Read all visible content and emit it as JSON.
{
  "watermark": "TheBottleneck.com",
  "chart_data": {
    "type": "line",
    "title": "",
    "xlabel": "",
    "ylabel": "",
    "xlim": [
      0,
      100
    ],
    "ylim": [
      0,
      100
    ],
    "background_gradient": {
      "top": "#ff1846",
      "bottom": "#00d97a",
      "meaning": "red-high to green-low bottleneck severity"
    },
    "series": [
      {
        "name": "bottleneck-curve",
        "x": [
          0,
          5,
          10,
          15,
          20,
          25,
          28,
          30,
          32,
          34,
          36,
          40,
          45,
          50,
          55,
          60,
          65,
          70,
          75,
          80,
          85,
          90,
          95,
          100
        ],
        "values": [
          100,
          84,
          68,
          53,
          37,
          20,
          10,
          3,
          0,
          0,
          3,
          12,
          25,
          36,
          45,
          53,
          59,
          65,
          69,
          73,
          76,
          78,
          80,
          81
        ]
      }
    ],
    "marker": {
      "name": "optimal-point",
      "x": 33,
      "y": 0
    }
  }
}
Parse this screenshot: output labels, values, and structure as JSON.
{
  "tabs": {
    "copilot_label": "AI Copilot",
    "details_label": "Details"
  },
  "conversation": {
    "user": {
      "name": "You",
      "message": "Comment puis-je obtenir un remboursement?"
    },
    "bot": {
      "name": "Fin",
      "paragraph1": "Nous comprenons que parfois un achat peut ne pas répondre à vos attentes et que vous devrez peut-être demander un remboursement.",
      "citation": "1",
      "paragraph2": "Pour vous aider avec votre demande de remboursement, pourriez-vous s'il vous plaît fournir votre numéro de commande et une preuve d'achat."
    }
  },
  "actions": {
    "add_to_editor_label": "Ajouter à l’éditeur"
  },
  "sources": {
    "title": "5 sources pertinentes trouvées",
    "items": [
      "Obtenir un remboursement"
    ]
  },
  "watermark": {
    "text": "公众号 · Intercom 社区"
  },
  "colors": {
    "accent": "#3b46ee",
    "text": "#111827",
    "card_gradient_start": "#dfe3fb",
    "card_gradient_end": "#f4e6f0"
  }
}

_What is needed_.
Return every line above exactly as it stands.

_Answer space_.
Read all visible content and emit it as JSON.
{
  "watermark": "TheBottleneck.com",
  "chart_data": {
    "type": "line",
    "title": "",
    "xlabel": "",
    "ylabel": "",
    "xlim": [
      0,
      100
    ],
    "ylim": [
      0,
      100
    ],
    "background_gradient": {
      "top": "#ff1846",
      "bottom": "#00d97a",
      "meaning": "red-high to green-low bottleneck severity"
    },
    "series": [
      {
        "name": "bottleneck-curve",
        "x": [
          0,
          5,
          10,
          15,
          20,
          25,
          28,
          30,
          32,
          34,
          36,
          40,
          45,
          50,
          55,
          60,
          65,
          70,
          75,
          80,
          85,
          90,
          95,
          100
        ],
        "values": [
          100,
          84,
          68,
          53,
          37,
          20,
          10,
          3,
          0,
          0,
          3,
          12,
          25,
          36,
          45,
          53,
          59,
          65,
          69,
          73,
          76,
          78,
          80,
          81
        ]
      }
    ],
    "marker": {
      "name": "optimal-point",
      "x": 33,
      "y": 0
    }
  }
}
Parse this screenshot: output labels, values, and structure as JSON.
{
  "tabs": {
    "copilot_label": "AI Copilot",
    "details_label": "Details"
  },
  "conversation": {
    "user": {
      "name": "You",
      "message": "Comment puis-je obtenir un remboursement?"
    },
    "bot": {
      "name": "Fin",
      "paragraph1": "Nous comprenons que parfois un achat peut ne pas répondre à vos attentes et que vous devrez peut-être demander un remboursement.",
      "citation": "1",
      "paragraph2": "Pour vous aider avec votre demande de remboursement, pourriez-vous s'il vous plaît fournir votre numéro de commande et une preuve d'achat."
    }
  },
  "actions": {
    "add_to_editor_label": "Ajouter à l’éditeur"
  },
  "sources": {
    "title": "5 sources pertinentes trouvées",
    "items": [
      "Obtenir un remboursement"
    ]
  },
  "watermark": {
    "text": "公众号 · Intercom 社区"
  },
  "colors": {
    "accent": "#3b46ee",
    "text": "#111827",
    "card_gradient_start": "#dfe3fb",
    "card_gradient_end": "#f4e6f0"
  }
}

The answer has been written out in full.